EVALUATION OF A LITTORAL SOURCE OFFSHORE OF FIRE ISLAND
Several researchers have postulated that the inner shelf, and/or shoals offshore of central
Fire Island may provide a source of littoral material for the beaches west of this location.
The foundation for their reasoning is based on several observations:
The relative stability of central Fire Island over the past 1200 years, as compared to the
remainder of the barrier island (Kana 1995, Schwab 1999).
The presence of shoreface-attached sand ridges and the availability of littoral sediments
offshore of central Fire Island (Williams and Morgan 1993, Schwab 1999).
The net LST rate at Fire Island Inlet as calculated by previous sediment budgets which
ranges from 240,000 (RPI 1983) to 360,000 m3/yr (Kana 1995) as compared to an
accepted net LST rate east of Fire Island Inlet up to 460,000 m3/yr (Taney 1961a).
The impact of including an offshore source of littoral sediment was evaluated as a part
of this study by adding a source along Fire Island from Stations 14.8 (Point of Woods) to
28.0 km (west of Watch Hill). The onshore source of littoral material was assumed to
increase the net LST rate within the region west of the source. An offshore source equal
to 75,000 m3/yr results in net LST rate estimates which agree with the maximum estimate
for growth of Democrat Point (238,000 m3/yr) and agreeing with Taney' (1961a,b)
estimates. A source of 160,000 m3/yr results in net LST rates that exceed the spit analysis
standard deviation value, but agrees with Taney' "best" estimate (344,000 m3/yr). The
highest value exceeds the Democrat Point analysis, but is lower than Taney' highest
estimate. Thus, the source of offshore sediment to Fire Island beaches appears to be a
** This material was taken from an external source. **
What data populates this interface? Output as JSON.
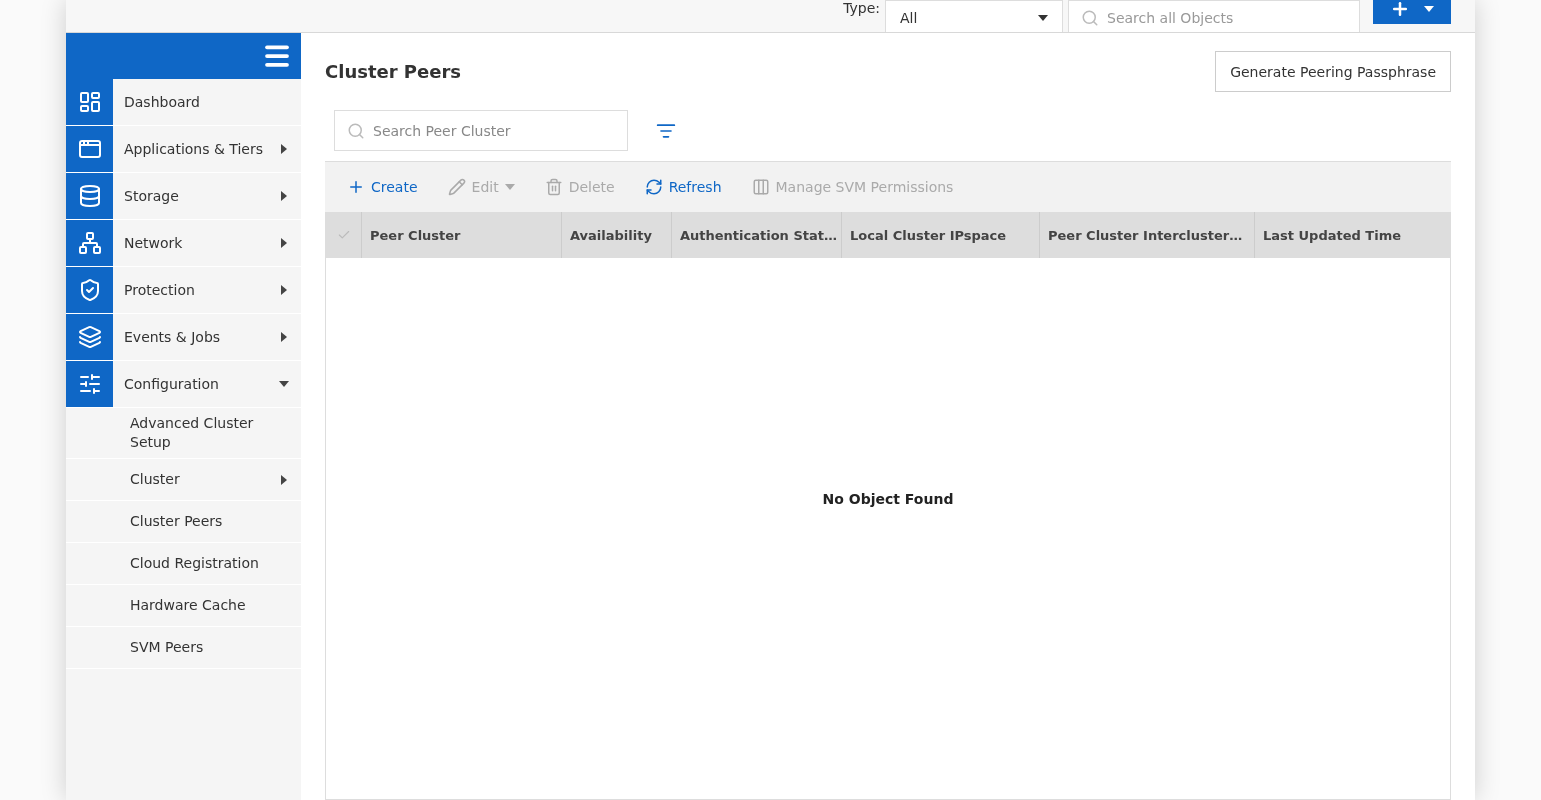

possible contributing factor to the nearshore sediment budget, although the regional
sediment budget presented herein indicates that it is not required.
Rosati et al.